Table of Contents
Journal of Signal Transduction
Volume 2012, Article ID 296450, 12 pages
Review Article

Focal Adhesion Kinases in Adhesion Structures and Disease

Department of Oral Biology, Indiana University School of Dentistry, DS241, 1121 W. Michigan Street, Indianapolis, IN 46202, USA

Received 23 March 2012; Revised 25 May 2012; Accepted 31 May 2012

Academic Editor: Donna Webb

Copyright © 2012 Pierre P. Eleniste and Angela Bruzzaniti. This is an open access article distributed under the Creative Commons Attribution License, which permits unrestricted use, distribution, and reproduction in any medium, provided the original work is properly cited.

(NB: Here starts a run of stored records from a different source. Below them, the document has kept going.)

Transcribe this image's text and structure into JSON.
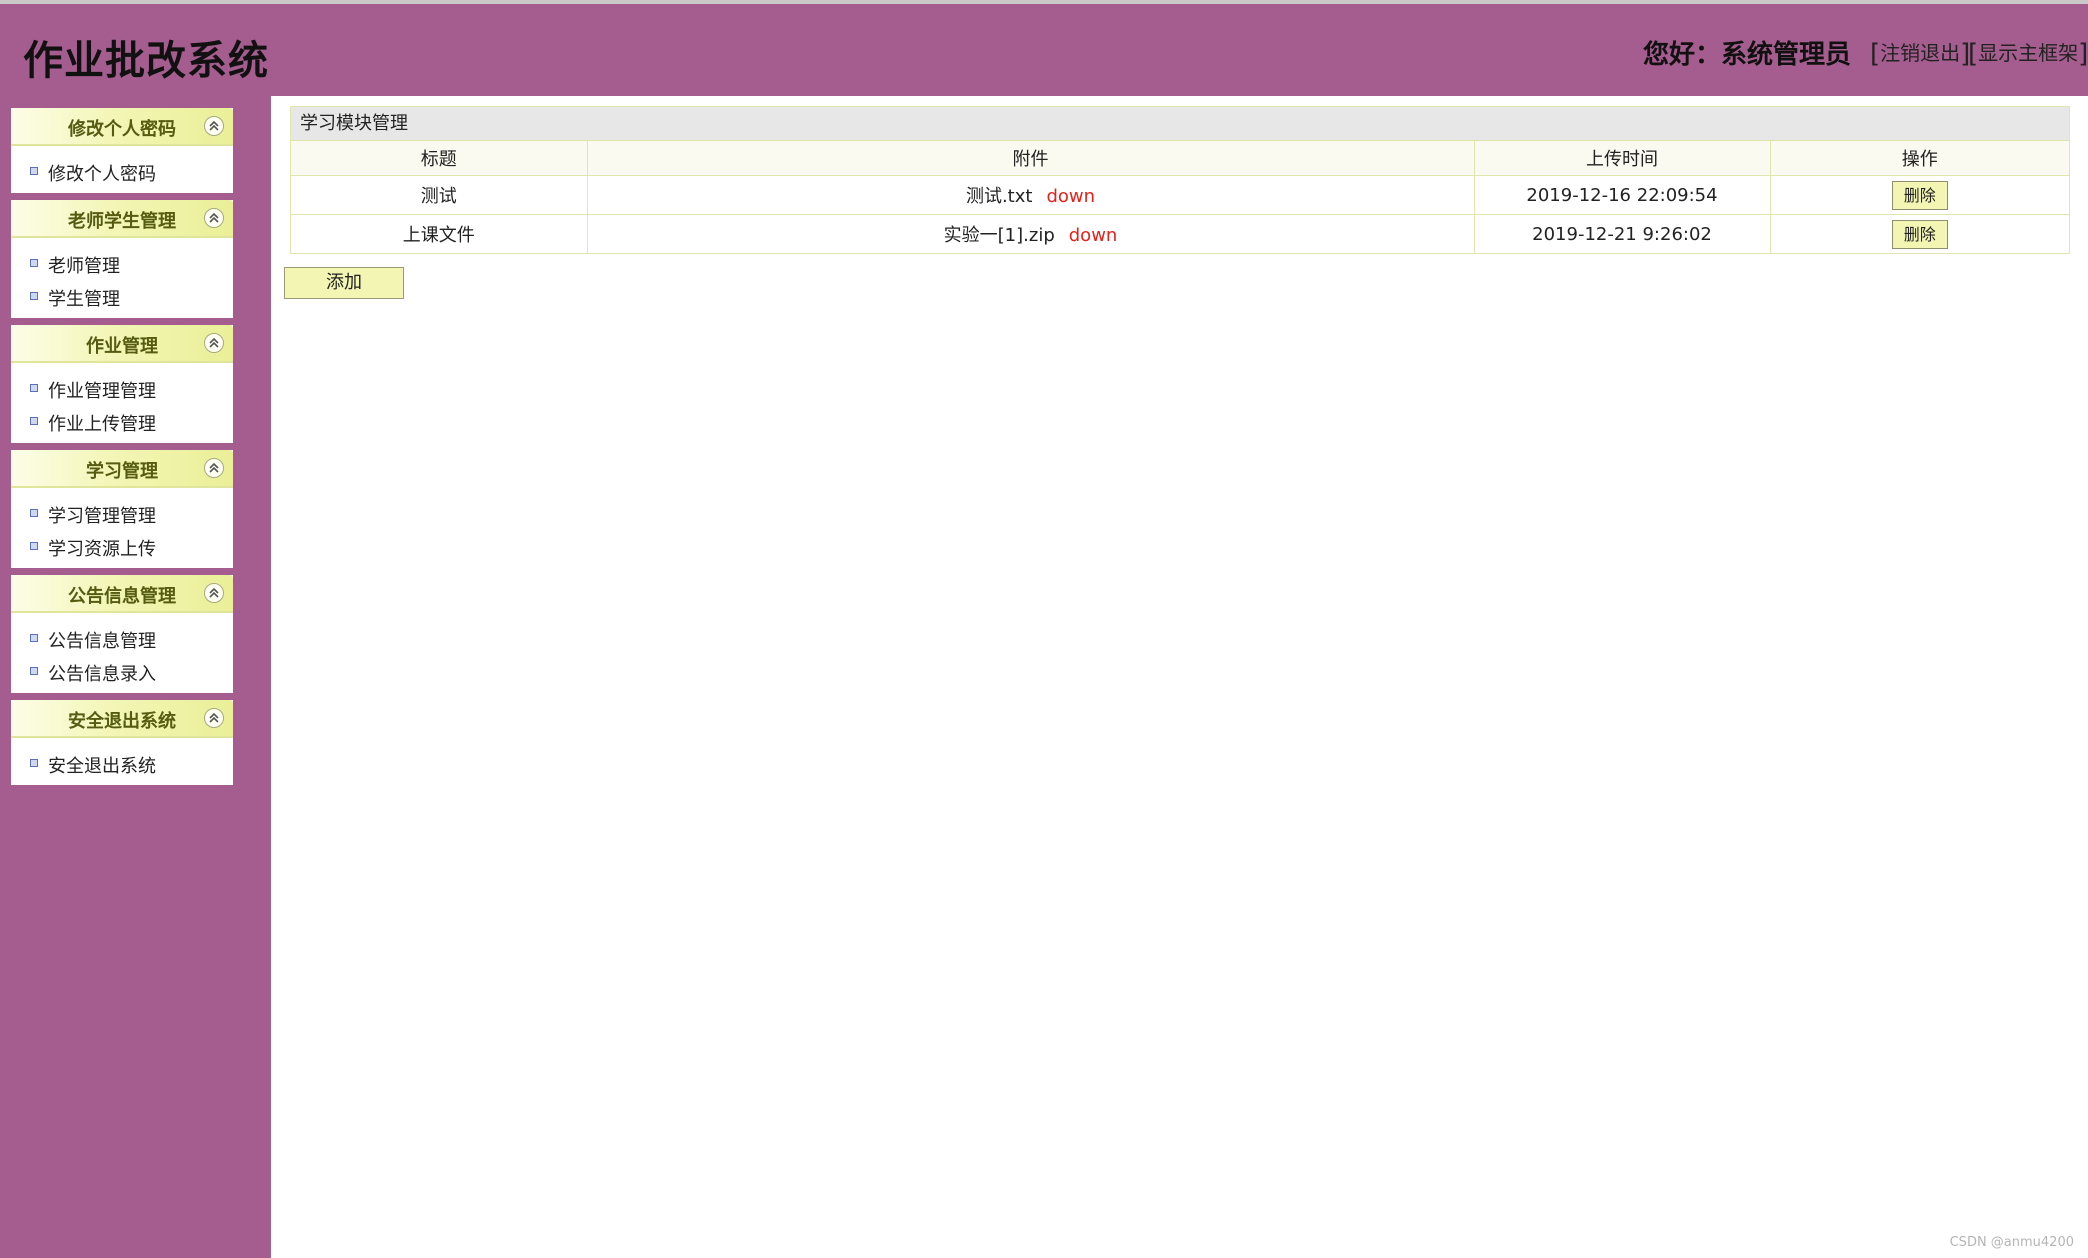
{
  "header": {
    "app_title": "作业批改系统",
    "greeting": "您好：系统管理员",
    "links": [
      "注销退出",
      "显示主框架"
    ]
  },
  "sidebar": {
    "groups": [
      {
        "title": "修改个人密码",
        "items": [
          "修改个人密码"
        ]
      },
      {
        "title": "老师学生管理",
        "items": [
          "老师管理",
          "学生管理"
        ]
      },
      {
        "title": "作业管理",
        "items": [
          "作业管理管理",
          "作业上传管理"
        ]
      },
      {
        "title": "学习管理",
        "items": [
          "学习管理管理",
          "学习资源上传"
        ]
      },
      {
        "title": "公告信息管理",
        "items": [
          "公告信息管理",
          "公告信息录入"
        ]
      },
      {
        "title": "安全退出系统",
        "items": [
          "安全退出系统"
        ]
      }
    ]
  },
  "main": {
    "module_title": "学习模块管理",
    "columns": [
      "标题",
      "附件",
      "上传时间",
      "操作"
    ],
    "rows": [
      {
        "title": "测试",
        "file": "测试.txt",
        "down": "down",
        "time": "2019-12-16 22:09:54",
        "action": "删除"
      },
      {
        "title": "上课文件",
        "file": "实验一[1].zip",
        "down": "down",
        "time": "2019-12-21 9:26:02",
        "action": "删除"
      }
    ],
    "add_label": "添加"
  },
  "watermark": "CSDN @anmu4200",
  "colors": {
    "frame": "#a55d8f",
    "accent_button": "#f3f6b3",
    "down_link": "#e8201a"
  }
}
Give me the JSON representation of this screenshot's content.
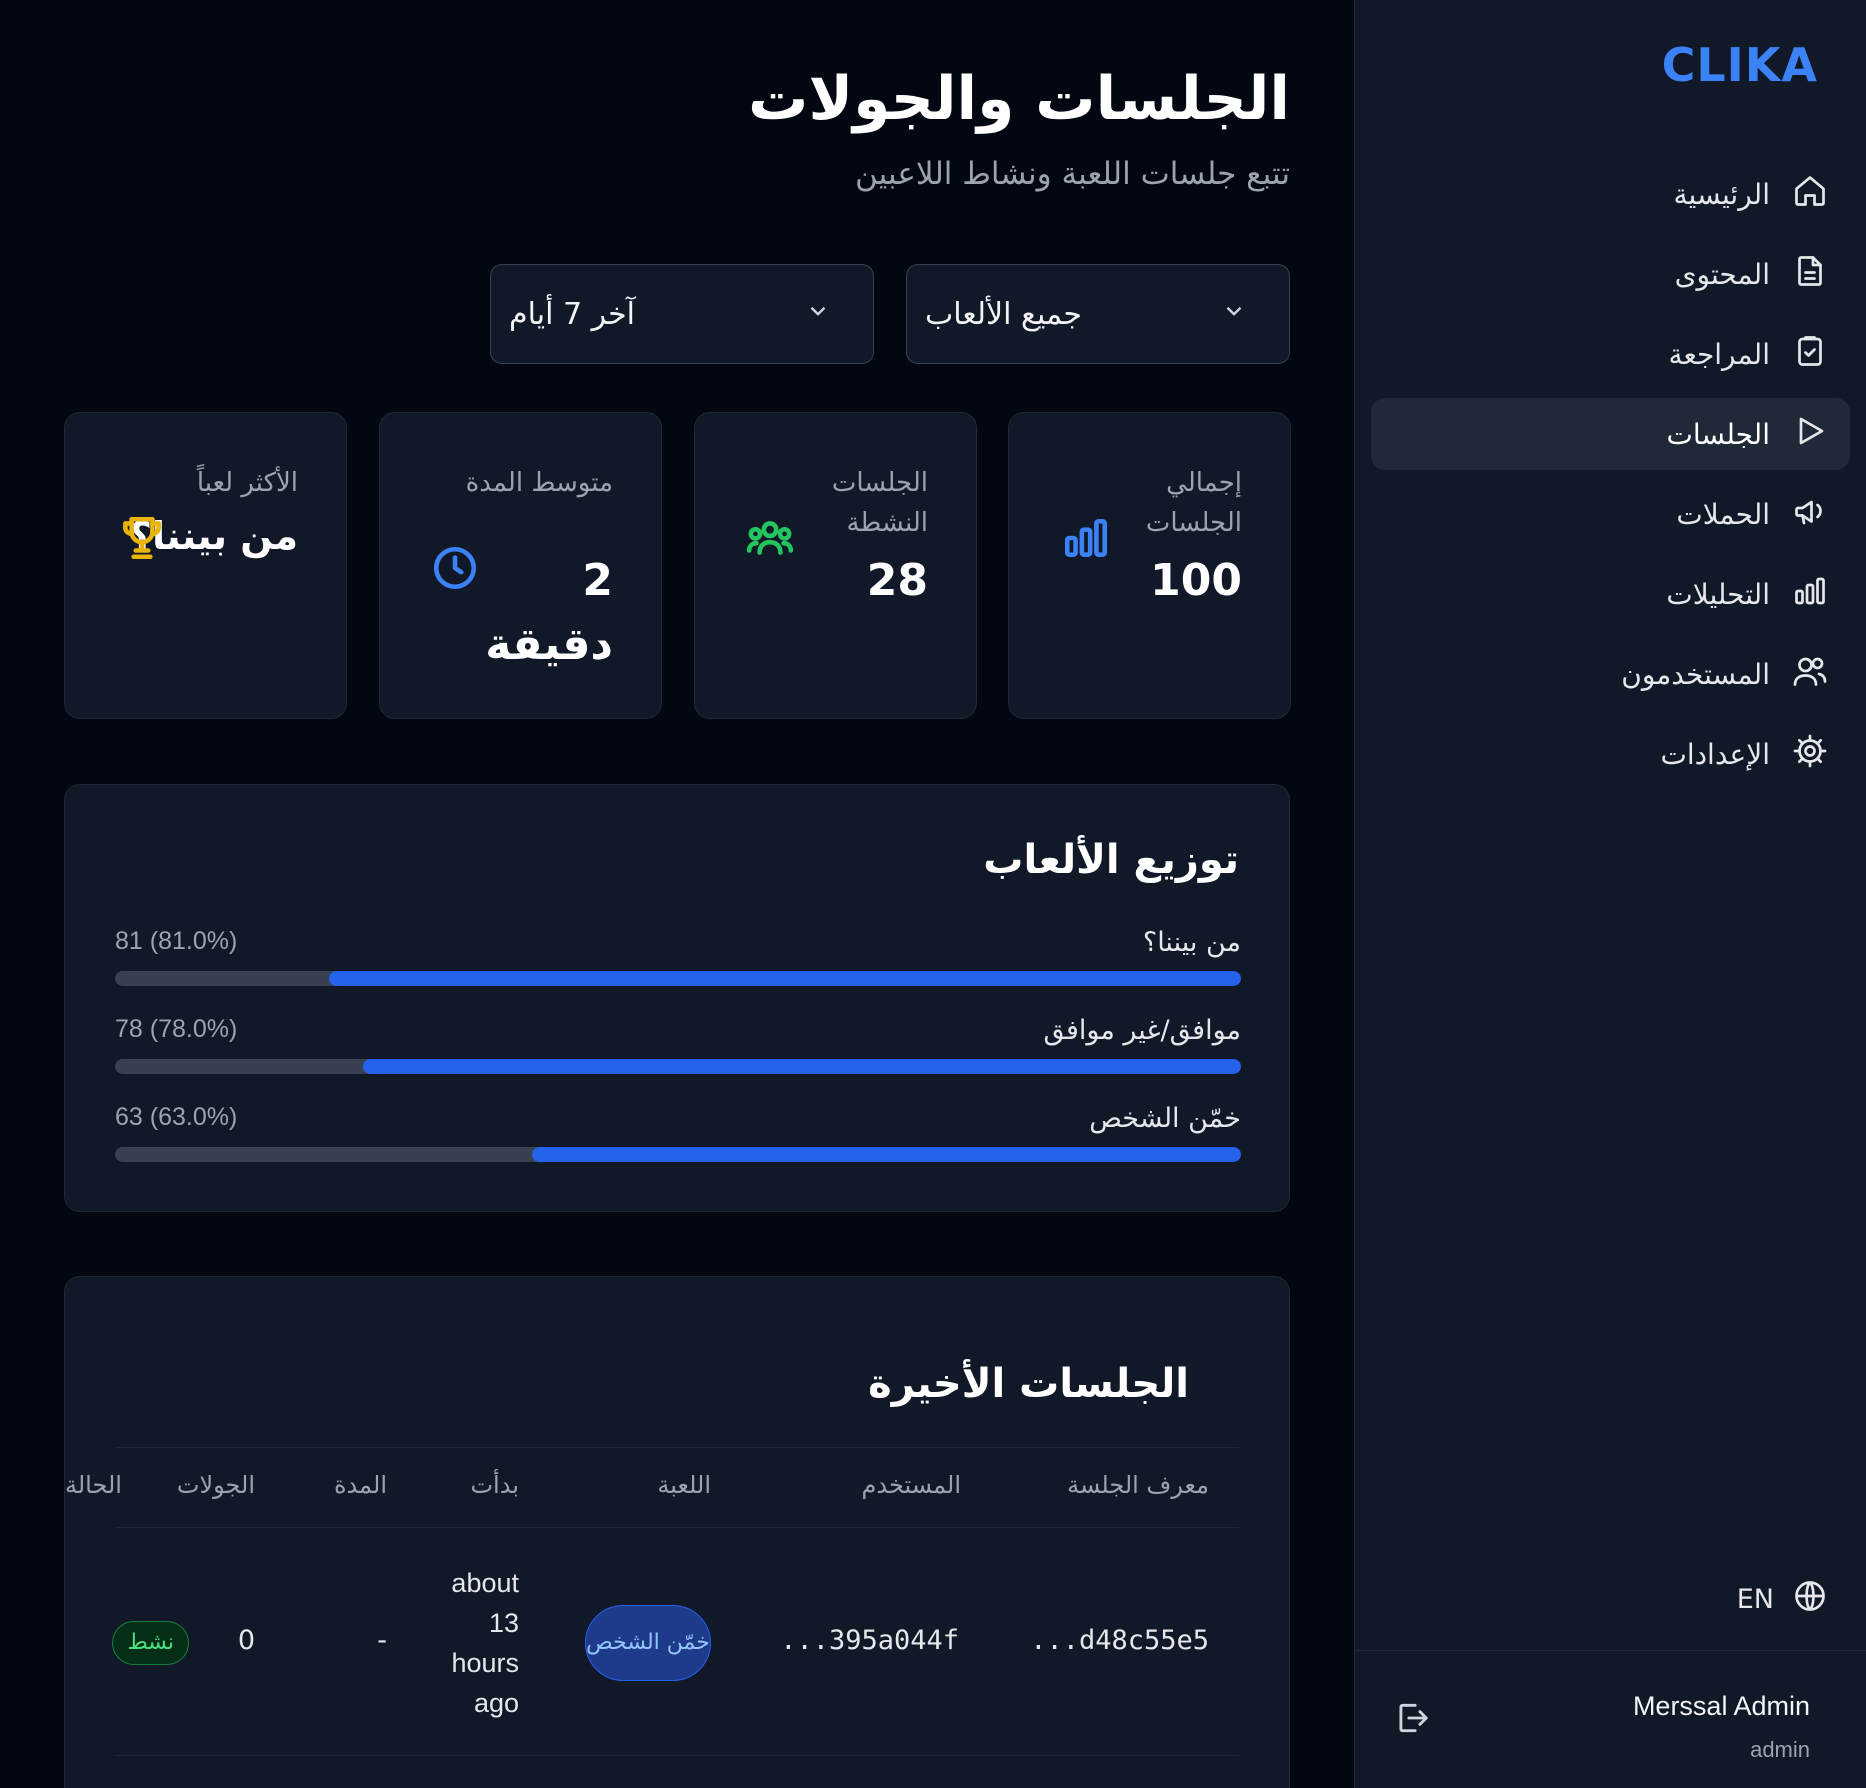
{
  "brand": "CLIKA",
  "nav": [
    {
      "label": "الرئيسية",
      "icon": "home-icon"
    },
    {
      "label": "المحتوى",
      "icon": "document-icon"
    },
    {
      "label": "المراجعة",
      "icon": "clipboard-check-icon"
    },
    {
      "label": "الجلسات",
      "icon": "play-icon",
      "active": true
    },
    {
      "label": "الحملات",
      "icon": "megaphone-icon"
    },
    {
      "label": "التحليلات",
      "icon": "bar-chart-icon"
    },
    {
      "label": "المستخدمون",
      "icon": "users-icon"
    },
    {
      "label": "الإعدادات",
      "icon": "gear-icon"
    }
  ],
  "language": {
    "label": "EN",
    "icon": "globe-icon"
  },
  "user": {
    "name": "Merssal Admin",
    "role": "admin"
  },
  "header": {
    "title": "الجلسات والجولات",
    "subtitle": "تتبع جلسات اللعبة ونشاط اللاعبين"
  },
  "filters": {
    "game": "جميع الألعاب",
    "period": "آخر 7 أيام"
  },
  "stats": [
    {
      "label": "إجمالي الجلسات",
      "value": "100",
      "icon": "bar-chart-icon",
      "color": "#3b82f6"
    },
    {
      "label": "الجلسات النشطة",
      "value": "28",
      "icon": "users-group-icon",
      "color": "#22c55e"
    },
    {
      "label": "متوسط المدة",
      "value": "2 دقيقة",
      "icon": "clock-icon",
      "color": "#3b82f6"
    },
    {
      "label": "الأكثر لعباً",
      "value": "من بيننا؟",
      "icon": "trophy-icon",
      "color": "#eab308"
    }
  ],
  "distribution": {
    "title": "توزيع الألعاب",
    "items": [
      {
        "name": "من بيننا؟",
        "count": "81 (81.0%)",
        "percent": 81
      },
      {
        "name": "موافق/غير موافق",
        "count": "78 (78.0%)",
        "percent": 78
      },
      {
        "name": "خمّن الشخص",
        "count": "63 (63.0%)",
        "percent": 63
      }
    ]
  },
  "recent": {
    "title": "الجلسات الأخيرة",
    "columns": [
      "معرف الجلسة",
      "المستخدم",
      "اللعبة",
      "بدأت",
      "المدة",
      "الجولات",
      "الحالة"
    ],
    "rows": [
      {
        "session_id": "...d48c55e5",
        "user": "...395a044f",
        "game": "خمّن الشخص",
        "started": "about 13 hours ago",
        "duration": "-",
        "rounds": "0",
        "status": "نشط"
      }
    ]
  },
  "colors": {
    "accent": "#3b82f6",
    "bar": "#2563eb",
    "success": "#22c55e",
    "trophy": "#eab308"
  }
}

Cell adhesion to the extracellular matrix (ECM) is essential for cell migration, proliferation, and embryonic development. Cells can contact the ECM through a wide range of matrix contact structures such as focal adhesions, podosomes, and invadopodia. Although they are different in structural design and basic function, they share common remodeling proteins such as integrins, talin, paxillin, and the tyrosine kinases FAK, Pyk2, and Src. In this paper, we compare and contrast the basic organization and role of focal adhesions, podosomes, and invadopodia in different cells. In addition, we discuss the role of the tyrosine kinases, FAK, Pyk2, and Src, which are critical for the function of the different adhesion structures. Finally, we discuss the essential role of these tyrosine kinases from the perspective of human diseases.